In one subproject, 135 original families and 70 POG families received the gift of buffalo. Since then, project participants have not only begun increasing their household income through the training and inputs provided by the project, but they also initiated projects for the benefit of the entire community. In one of the community’s self-review and planning sessions, it was noted that a main limitation to their increased income from goats and buffalo was a lack of suitable roads for motor vehicles. So in their own initiative and effort, the members of the Gayeatri Pariwar Bachat Samuha group have were able to build a road by lobbying $1,149 from the Kamal Mai Village Development Committee (VDC) and the District Development Office. The community members donated two weeks’ worth of labor for this project. Men from the community also gave their full support for this project. The road was built and joins the Kamalamai VDC with the capital of the district, providing greater access to markets.

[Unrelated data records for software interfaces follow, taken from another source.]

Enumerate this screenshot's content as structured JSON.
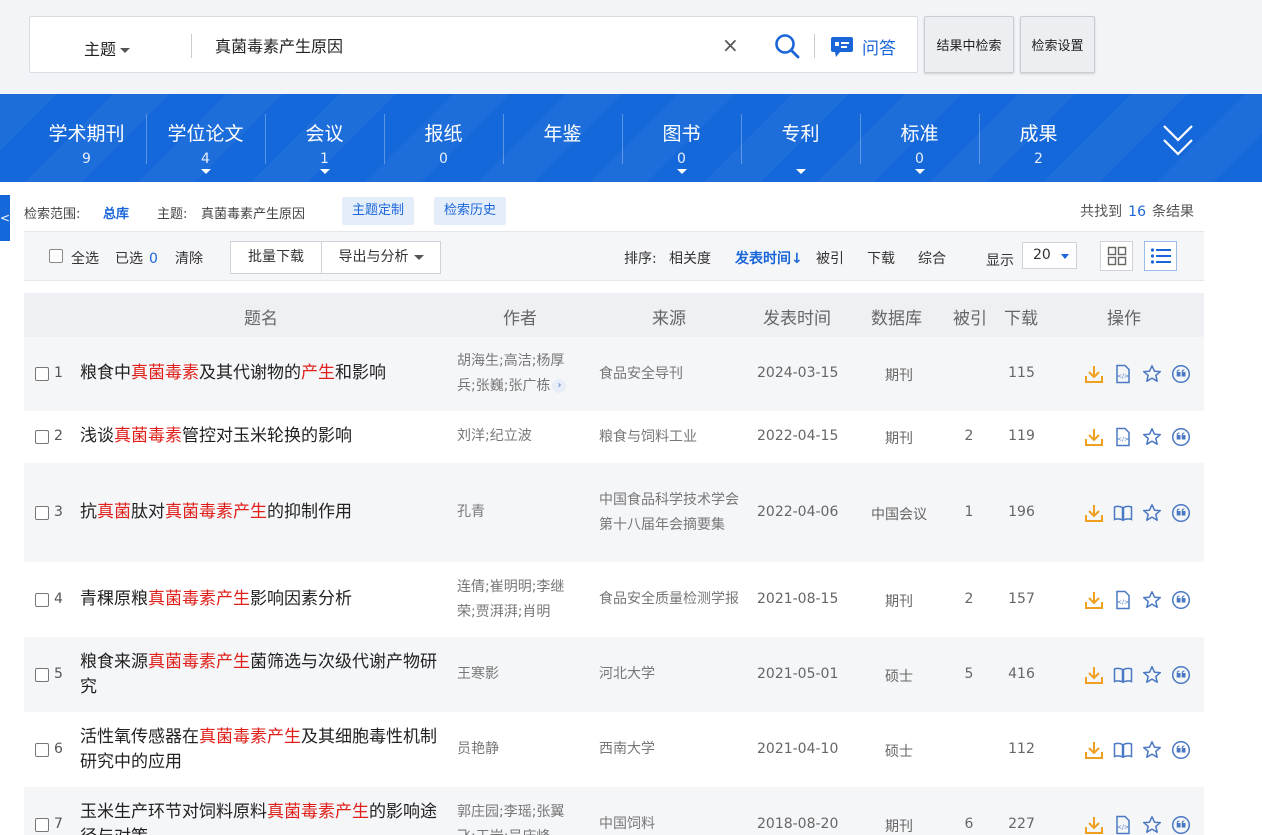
{
  "search": {
    "field": "主题",
    "query": "真菌毒素产生原因",
    "clear_glyph": "×",
    "qa_label": "问答",
    "in_results_label": "结果中检索",
    "settings_label": "检索设置"
  },
  "categories": [
    {
      "name": "学术期刊",
      "count": "9",
      "tri": false
    },
    {
      "name": "学位论文",
      "count": "4",
      "tri": true
    },
    {
      "name": "会议",
      "count": "1",
      "tri": true
    },
    {
      "name": "报纸",
      "count": "0",
      "tri": false
    },
    {
      "name": "年鉴",
      "count": "",
      "tri": false
    },
    {
      "name": "图书",
      "count": "0",
      "tri": true
    },
    {
      "name": "专利",
      "count": "",
      "tri": true
    },
    {
      "name": "标准",
      "count": "0",
      "tri": true
    },
    {
      "name": "成果",
      "count": "2",
      "tri": false
    }
  ],
  "left_tab": "<",
  "scope": {
    "label": "检索范围:",
    "scope_value": "总库",
    "topic_label": "主题:",
    "topic_value": "真菌毒素产生原因",
    "custom_label": "主题定制",
    "history_label": "检索历史",
    "found_prefix": "共找到",
    "found_count": "16",
    "found_suffix": "条结果"
  },
  "toolbar": {
    "select_all": "全选",
    "selected_label": "已选",
    "selected_count": "0",
    "clear": "清除",
    "batch_download": "批量下载",
    "export": "导出与分析",
    "sort_label": "排序:",
    "sort_options": [
      "相关度",
      "发表时间",
      "被引",
      "下载",
      "综合"
    ],
    "sort_active_arrow": "↓",
    "display_label": "显示",
    "display_value": "20"
  },
  "table_headers": [
    "题名",
    "作者",
    "来源",
    "发表时间",
    "数据库",
    "被引",
    "下载",
    "操作"
  ],
  "rows": [
    {
      "idx": "1",
      "title": [
        [
          "粮食中",
          0
        ],
        [
          "真菌毒素",
          1
        ],
        [
          "及其代谢物的",
          0
        ],
        [
          "产生",
          1
        ],
        [
          "和影响",
          0
        ]
      ],
      "author": "胡海生;高洁;杨厚兵;张巍;张广栋",
      "author_more": true,
      "source": "食品安全导刊",
      "date": "2024-03-15",
      "db": "期刊",
      "cite": "",
      "download": "115",
      "read_icon": "html-icon"
    },
    {
      "idx": "2",
      "title": [
        [
          "浅谈",
          0
        ],
        [
          "真菌毒素",
          1
        ],
        [
          "管控对玉米轮换的影响",
          0
        ]
      ],
      "author": "刘洋;纪立波",
      "author_more": false,
      "source": "粮食与饲料工业",
      "date": "2022-04-15",
      "db": "期刊",
      "cite": "2",
      "download": "119",
      "read_icon": "html-icon"
    },
    {
      "idx": "3",
      "title": [
        [
          "抗",
          0
        ],
        [
          "真菌",
          1
        ],
        [
          "肽对",
          0
        ],
        [
          "真菌毒素产生",
          1
        ],
        [
          "的抑制作用",
          0
        ]
      ],
      "author": "孔青",
      "author_more": false,
      "source": "中国食品科学技术学会第十八届年会摘要集",
      "date": "2022-04-06",
      "db": "中国会议",
      "cite": "1",
      "download": "196",
      "read_icon": "book-icon"
    },
    {
      "idx": "4",
      "title": [
        [
          "青稞原粮",
          0
        ],
        [
          "真菌毒素产生",
          1
        ],
        [
          "影响因素分析",
          0
        ]
      ],
      "author": "连倩;崔明明;李继荣;贾湃湃;肖明",
      "author_more": false,
      "source": "食品安全质量检测学报",
      "date": "2021-08-15",
      "db": "期刊",
      "cite": "2",
      "download": "157",
      "read_icon": "html-icon"
    },
    {
      "idx": "5",
      "title": [
        [
          "粮食来源",
          0
        ],
        [
          "真菌毒素产生",
          1
        ],
        [
          "菌筛选与次级代谢产物研究",
          0
        ]
      ],
      "author": "王寒影",
      "author_more": false,
      "source": "河北大学",
      "date": "2021-05-01",
      "db": "硕士",
      "cite": "5",
      "download": "416",
      "read_icon": "book-icon"
    },
    {
      "idx": "6",
      "title": [
        [
          "活性氧传感器在",
          0
        ],
        [
          "真菌毒素产生",
          1
        ],
        [
          "及其细胞毒性机制研究中的应用",
          0
        ]
      ],
      "author": "员艳静",
      "author_more": false,
      "source": "西南大学",
      "date": "2021-04-10",
      "db": "硕士",
      "cite": "",
      "download": "112",
      "read_icon": "book-icon"
    },
    {
      "idx": "7",
      "title": [
        [
          "玉米生产环节对饲料原料",
          0
        ],
        [
          "真菌毒素产生",
          1
        ],
        [
          "的影响途径与对策",
          0
        ]
      ],
      "author": "郭庄园;李瑶;张翼飞;王岩;吴庆峰",
      "author_more": false,
      "source": "中国饲料",
      "date": "2018-08-20",
      "db": "期刊",
      "cite": "6",
      "download": "227",
      "read_icon": "html-icon"
    }
  ],
  "icons": {
    "download": "download-icon",
    "favorite": "star-icon",
    "quote": "quote-icon",
    "view_grid": "grid-view-icon",
    "view_list": "list-view-icon",
    "expand": "double-chevron-down-icon"
  },
  "colors": {
    "accent": "#1a66d9",
    "band": "#1468d9",
    "highlight": "#e0201b",
    "download_icon": "#f0a020"
  }
}
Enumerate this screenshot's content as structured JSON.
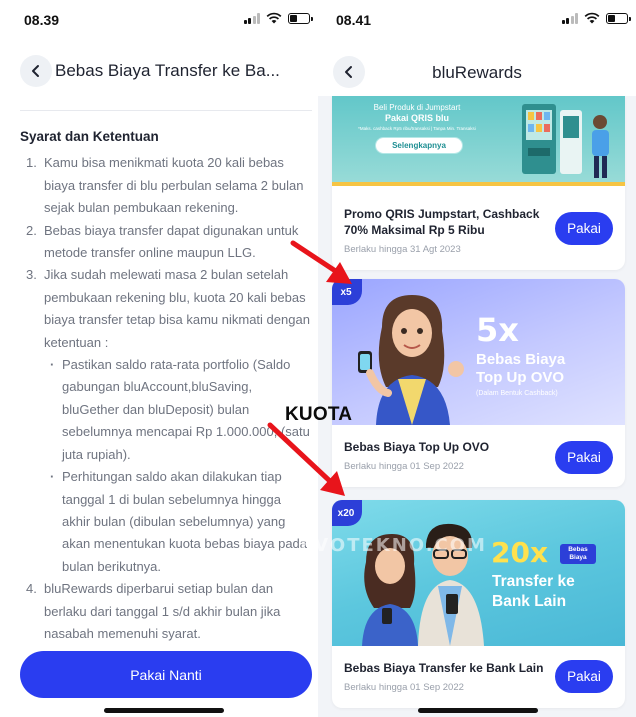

This project has addressed the goal/objective of empowering families with the tools and skills needed to develop economically-viable and ecologically-sound agricultural enterprises:Since project implementation, Heifer China has assisted 434 families in the target villages of Weichang County. From this, 211 original families have received beef cattle and another 34 families received cattle through POG. The remaining families have been assisted through technical training and SHG formation. Project families better understand the connection between hygiene and human health, and are passing on this knowledge within their communities. Education and public services have improved as villagers attend Heifer trainings. During this reporting period, eight trainings on cultivation and planting technology were provided for 687 participants. The topics included fodder nutrition, organic fertilizer and herb planting. Villagers have also applied training on common cattle diseases to improve animal welfare.